But the Accord’s share of the market is growing and, when sales to rental car companies and other fleet customers are subtracted, actually beat the Camry last year, said Karl Brauer, an analyst with auto information company Kelley Blue Book.
Despite the new styling, “Toyota will remain under pressure to keep that car at the top of the sales chart,” Brauer said. “They will have to utilize sales incentives and fleet sales but that is going to hurt the resale value of the Camry, which has been one of Toyota’s traditional strengths.”
Toyota is often criticized for producing boring-looking cars. It challenged that notion with the Camry’s new design.
The automaker said its “designers and engineers reimagined nearly every exterior surface of the car. Only the roof remains unchanged.” Typically automakers only make large styling changes when they introduce a completely new generation of a vehicle. That’s some years off for the Camry.
“They are feeling the competition,” said Jake Fisher, automotive director of Consumer Reports. He likes the look of the new styling.
“You expect to have a some sort of minor freshening at the three-year mark where the Camry is now but I was surprised to see such a substantial change. That has not been in the playbook for Toyota,” Fisher said.
With its new look, Toyota’s designers worked to make the previously pedestrian Camry far more muscular.
The hood has four sculpted lines that provide a sense that the car is in motion as they lead back to the windshield. A body line on the side of the car is meant to provide that same look. The aggressive front bumper features a wider and more prominent trapezoidal grille shape, expressing a lower center of gravity.

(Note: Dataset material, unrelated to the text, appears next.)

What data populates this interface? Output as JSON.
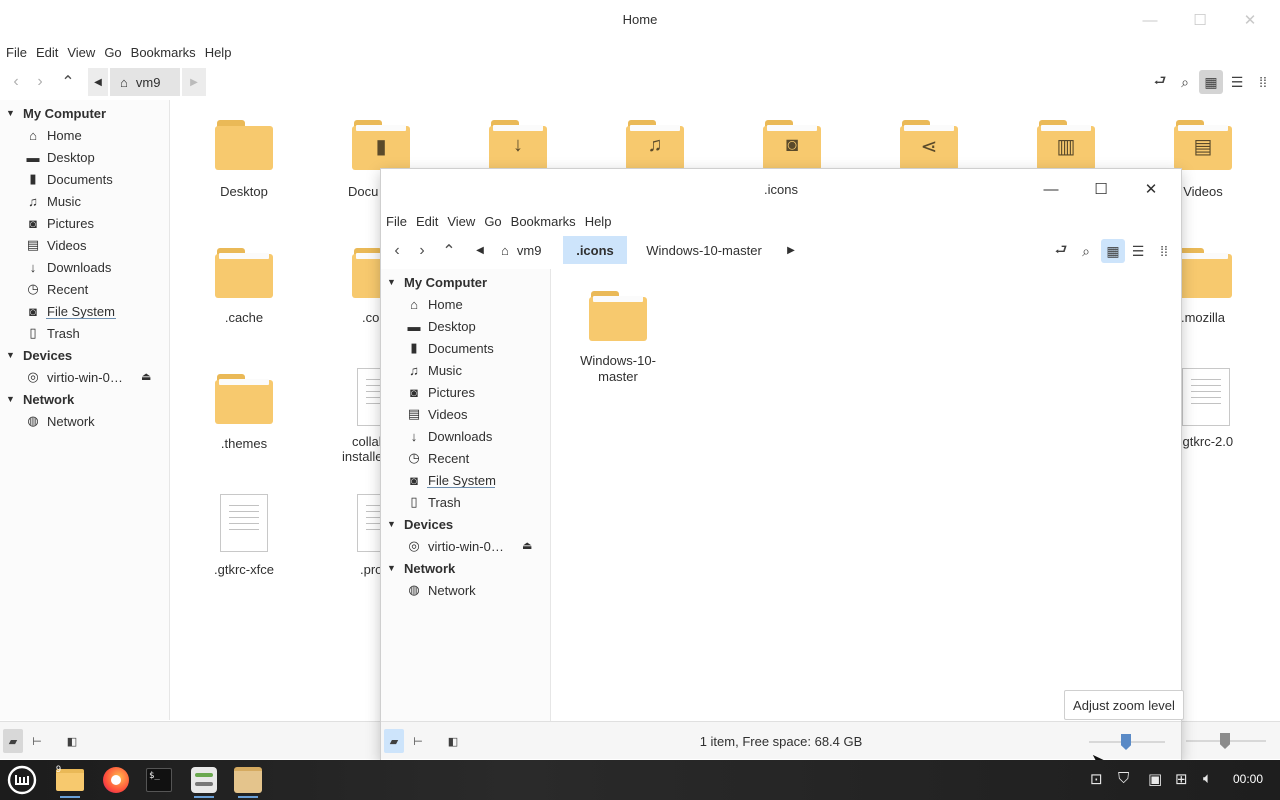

The new car is slightly longer -- 1.8 inches -- and features a widened track -- 0.4 inches -– that designers said give the Camry a “a dynamic stance and presence.”
Toyota also upgraded the Camry’s interior with more soft-touch materials.
In a move to make the Camry match its more aggressive look, Toyota bolstered the chassis and body structure with additional spot welds to improve rigidity and ride quality. It also retuned the suspension to give the Camry’s handling a sportier feel.
Previously, the Camry’s success was based on its practical nature and reputation for durability, but customers were “looking for a little more style, comfort and performance, and this 2015 Camry has all of the above,” said Bob Carter, senior vice president of automotive operations of Toyota Motor Sales USA Inc.
Toyota engineers also worked on making a quieter car by reducing wind and road noise. The window and door seals were improved to keep noise outside.
Brauer said he was surprised how much the redesign looks like the ES 350 sedan from Toyota’s Lexus luxury car lineup.
“I would think that they would want to get away from the feeling that the ES 350 is a Camry dressed in a tuxedo,” Brauer said. “That seems like a misstep.”